# Given data
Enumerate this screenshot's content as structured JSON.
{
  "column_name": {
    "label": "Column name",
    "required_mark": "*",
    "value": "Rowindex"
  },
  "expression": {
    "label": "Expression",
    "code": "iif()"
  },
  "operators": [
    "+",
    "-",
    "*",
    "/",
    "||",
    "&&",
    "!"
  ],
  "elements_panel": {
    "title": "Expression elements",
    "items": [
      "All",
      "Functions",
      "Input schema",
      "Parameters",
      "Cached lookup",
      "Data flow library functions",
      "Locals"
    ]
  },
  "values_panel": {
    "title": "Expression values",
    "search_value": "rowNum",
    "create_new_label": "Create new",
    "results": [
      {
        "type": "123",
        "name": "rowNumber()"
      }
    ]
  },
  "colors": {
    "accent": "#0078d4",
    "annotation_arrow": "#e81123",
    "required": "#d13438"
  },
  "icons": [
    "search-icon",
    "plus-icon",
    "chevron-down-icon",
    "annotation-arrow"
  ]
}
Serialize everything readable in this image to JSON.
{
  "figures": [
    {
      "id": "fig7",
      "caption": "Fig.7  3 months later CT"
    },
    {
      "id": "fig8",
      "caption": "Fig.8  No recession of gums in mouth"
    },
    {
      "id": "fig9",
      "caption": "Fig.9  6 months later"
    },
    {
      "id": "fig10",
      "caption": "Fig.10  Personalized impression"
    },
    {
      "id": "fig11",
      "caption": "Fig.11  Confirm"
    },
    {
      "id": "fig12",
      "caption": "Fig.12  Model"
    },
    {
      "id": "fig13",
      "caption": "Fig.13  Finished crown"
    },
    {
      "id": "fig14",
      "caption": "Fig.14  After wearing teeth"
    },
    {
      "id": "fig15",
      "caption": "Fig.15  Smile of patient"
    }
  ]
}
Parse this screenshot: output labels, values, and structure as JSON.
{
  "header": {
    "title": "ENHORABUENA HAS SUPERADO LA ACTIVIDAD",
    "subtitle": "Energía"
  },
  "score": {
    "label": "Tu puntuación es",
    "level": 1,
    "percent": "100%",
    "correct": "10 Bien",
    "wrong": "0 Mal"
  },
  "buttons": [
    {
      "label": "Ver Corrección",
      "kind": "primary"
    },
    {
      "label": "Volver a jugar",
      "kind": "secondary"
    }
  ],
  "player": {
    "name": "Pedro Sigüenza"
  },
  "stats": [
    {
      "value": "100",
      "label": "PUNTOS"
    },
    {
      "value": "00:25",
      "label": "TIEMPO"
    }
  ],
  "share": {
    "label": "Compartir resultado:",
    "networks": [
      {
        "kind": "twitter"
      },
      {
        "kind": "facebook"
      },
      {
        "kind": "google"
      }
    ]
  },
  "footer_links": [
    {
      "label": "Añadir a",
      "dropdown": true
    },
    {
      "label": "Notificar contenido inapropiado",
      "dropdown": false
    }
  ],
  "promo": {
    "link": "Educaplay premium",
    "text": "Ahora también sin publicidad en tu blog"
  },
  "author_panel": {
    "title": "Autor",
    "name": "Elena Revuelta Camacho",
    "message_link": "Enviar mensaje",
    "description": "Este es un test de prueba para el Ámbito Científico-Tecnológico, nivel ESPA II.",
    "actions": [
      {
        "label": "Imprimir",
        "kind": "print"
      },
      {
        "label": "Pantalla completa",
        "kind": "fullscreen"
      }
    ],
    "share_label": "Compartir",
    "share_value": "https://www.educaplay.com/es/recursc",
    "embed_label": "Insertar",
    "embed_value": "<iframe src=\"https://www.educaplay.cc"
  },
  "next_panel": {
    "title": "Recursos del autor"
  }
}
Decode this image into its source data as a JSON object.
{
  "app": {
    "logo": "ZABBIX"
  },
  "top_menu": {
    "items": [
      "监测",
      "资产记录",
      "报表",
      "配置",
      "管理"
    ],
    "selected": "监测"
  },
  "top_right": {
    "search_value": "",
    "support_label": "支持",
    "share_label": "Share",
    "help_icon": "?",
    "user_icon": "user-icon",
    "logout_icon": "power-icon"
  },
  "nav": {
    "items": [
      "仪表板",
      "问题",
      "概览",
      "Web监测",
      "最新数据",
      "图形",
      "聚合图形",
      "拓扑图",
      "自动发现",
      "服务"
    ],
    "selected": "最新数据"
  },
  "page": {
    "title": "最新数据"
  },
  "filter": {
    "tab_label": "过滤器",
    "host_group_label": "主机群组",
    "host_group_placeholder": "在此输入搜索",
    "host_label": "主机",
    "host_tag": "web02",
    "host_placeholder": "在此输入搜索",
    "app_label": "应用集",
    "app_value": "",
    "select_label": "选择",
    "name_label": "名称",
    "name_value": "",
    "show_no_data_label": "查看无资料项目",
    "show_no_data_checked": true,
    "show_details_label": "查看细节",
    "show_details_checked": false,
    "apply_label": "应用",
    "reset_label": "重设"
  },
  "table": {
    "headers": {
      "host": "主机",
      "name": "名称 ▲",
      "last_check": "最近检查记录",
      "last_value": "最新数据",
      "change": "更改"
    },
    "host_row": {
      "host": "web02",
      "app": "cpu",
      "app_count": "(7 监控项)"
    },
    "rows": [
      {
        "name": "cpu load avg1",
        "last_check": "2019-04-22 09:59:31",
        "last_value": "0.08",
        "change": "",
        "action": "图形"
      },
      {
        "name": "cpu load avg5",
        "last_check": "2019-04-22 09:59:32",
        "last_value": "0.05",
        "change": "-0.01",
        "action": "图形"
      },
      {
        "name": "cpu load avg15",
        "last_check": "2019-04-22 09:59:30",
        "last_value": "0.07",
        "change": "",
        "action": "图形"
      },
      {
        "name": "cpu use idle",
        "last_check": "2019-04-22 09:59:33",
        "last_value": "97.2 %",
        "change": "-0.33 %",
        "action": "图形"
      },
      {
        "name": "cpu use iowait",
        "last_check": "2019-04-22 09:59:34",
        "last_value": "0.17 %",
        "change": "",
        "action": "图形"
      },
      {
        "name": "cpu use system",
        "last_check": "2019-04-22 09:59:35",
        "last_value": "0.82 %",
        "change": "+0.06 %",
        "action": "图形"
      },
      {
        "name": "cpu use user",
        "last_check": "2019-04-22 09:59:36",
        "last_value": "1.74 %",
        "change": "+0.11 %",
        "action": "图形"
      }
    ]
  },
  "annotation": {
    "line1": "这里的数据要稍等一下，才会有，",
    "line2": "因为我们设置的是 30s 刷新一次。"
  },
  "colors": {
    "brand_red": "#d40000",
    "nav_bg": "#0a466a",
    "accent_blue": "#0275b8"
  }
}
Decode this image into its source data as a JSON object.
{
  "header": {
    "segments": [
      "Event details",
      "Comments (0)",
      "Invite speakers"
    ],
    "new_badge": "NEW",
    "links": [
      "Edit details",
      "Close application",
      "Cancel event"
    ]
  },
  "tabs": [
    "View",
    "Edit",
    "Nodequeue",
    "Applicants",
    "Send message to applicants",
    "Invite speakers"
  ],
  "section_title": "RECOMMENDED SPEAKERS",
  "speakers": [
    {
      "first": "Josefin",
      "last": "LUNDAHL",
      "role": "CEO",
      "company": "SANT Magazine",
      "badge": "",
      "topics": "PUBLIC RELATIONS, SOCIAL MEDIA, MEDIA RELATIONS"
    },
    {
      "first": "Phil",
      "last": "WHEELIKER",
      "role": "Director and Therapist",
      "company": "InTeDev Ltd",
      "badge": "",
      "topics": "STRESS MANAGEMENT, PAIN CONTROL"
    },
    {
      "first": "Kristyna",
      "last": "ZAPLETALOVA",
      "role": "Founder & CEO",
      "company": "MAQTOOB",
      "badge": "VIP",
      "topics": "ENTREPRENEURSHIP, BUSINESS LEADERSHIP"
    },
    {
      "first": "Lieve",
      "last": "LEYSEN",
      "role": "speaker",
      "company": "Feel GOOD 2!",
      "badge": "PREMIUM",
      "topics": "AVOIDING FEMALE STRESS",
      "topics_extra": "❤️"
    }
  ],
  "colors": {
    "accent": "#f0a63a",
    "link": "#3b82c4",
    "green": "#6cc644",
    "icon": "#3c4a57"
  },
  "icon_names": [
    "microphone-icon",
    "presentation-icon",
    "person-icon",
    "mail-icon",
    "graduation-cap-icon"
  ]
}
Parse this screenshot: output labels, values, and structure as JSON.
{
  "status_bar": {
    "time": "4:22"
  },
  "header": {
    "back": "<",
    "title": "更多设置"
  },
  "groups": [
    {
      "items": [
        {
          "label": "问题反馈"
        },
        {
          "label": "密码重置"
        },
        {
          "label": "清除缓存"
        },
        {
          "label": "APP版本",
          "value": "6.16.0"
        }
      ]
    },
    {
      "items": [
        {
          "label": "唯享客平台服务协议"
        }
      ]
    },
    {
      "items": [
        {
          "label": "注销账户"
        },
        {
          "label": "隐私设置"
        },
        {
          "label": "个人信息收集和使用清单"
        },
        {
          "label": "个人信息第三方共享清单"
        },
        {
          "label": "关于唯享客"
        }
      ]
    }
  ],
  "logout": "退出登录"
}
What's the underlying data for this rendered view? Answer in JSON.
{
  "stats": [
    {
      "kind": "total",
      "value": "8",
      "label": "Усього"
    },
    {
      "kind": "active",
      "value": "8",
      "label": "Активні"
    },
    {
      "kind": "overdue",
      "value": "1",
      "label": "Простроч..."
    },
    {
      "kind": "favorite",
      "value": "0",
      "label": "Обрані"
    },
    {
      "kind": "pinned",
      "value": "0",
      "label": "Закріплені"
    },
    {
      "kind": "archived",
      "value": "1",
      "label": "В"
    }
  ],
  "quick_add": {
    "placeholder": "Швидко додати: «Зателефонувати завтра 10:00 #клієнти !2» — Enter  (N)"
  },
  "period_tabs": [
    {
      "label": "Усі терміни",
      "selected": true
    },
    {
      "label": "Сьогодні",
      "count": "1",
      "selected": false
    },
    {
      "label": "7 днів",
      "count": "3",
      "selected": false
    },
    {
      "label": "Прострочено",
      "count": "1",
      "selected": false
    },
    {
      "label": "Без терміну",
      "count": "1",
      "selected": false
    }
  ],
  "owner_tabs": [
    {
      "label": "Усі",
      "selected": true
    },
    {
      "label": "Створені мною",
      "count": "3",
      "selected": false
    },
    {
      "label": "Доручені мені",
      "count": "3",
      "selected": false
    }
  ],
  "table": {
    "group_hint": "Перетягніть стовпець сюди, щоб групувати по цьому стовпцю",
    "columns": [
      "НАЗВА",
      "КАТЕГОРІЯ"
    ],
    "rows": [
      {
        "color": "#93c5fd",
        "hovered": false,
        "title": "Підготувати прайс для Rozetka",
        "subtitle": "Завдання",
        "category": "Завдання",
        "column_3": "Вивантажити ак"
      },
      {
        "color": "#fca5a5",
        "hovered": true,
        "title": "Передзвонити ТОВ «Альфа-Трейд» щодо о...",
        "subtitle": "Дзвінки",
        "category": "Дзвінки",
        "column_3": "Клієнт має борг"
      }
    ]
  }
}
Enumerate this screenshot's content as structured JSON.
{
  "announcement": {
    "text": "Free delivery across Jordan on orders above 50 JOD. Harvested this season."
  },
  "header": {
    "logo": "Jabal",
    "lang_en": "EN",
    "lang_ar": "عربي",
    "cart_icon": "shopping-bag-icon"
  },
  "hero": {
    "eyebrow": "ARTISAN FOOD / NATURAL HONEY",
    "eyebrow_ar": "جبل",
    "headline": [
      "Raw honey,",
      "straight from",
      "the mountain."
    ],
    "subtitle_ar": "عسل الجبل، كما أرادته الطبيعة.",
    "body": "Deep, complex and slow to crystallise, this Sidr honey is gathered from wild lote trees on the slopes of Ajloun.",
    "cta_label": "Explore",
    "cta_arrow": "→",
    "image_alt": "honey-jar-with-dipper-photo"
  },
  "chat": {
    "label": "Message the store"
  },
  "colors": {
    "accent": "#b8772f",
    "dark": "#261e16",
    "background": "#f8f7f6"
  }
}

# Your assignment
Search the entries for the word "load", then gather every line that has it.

# Answer
        "name": "cpu load avg1",
        "name": "cpu load avg5",
        "name": "cpu load avg15",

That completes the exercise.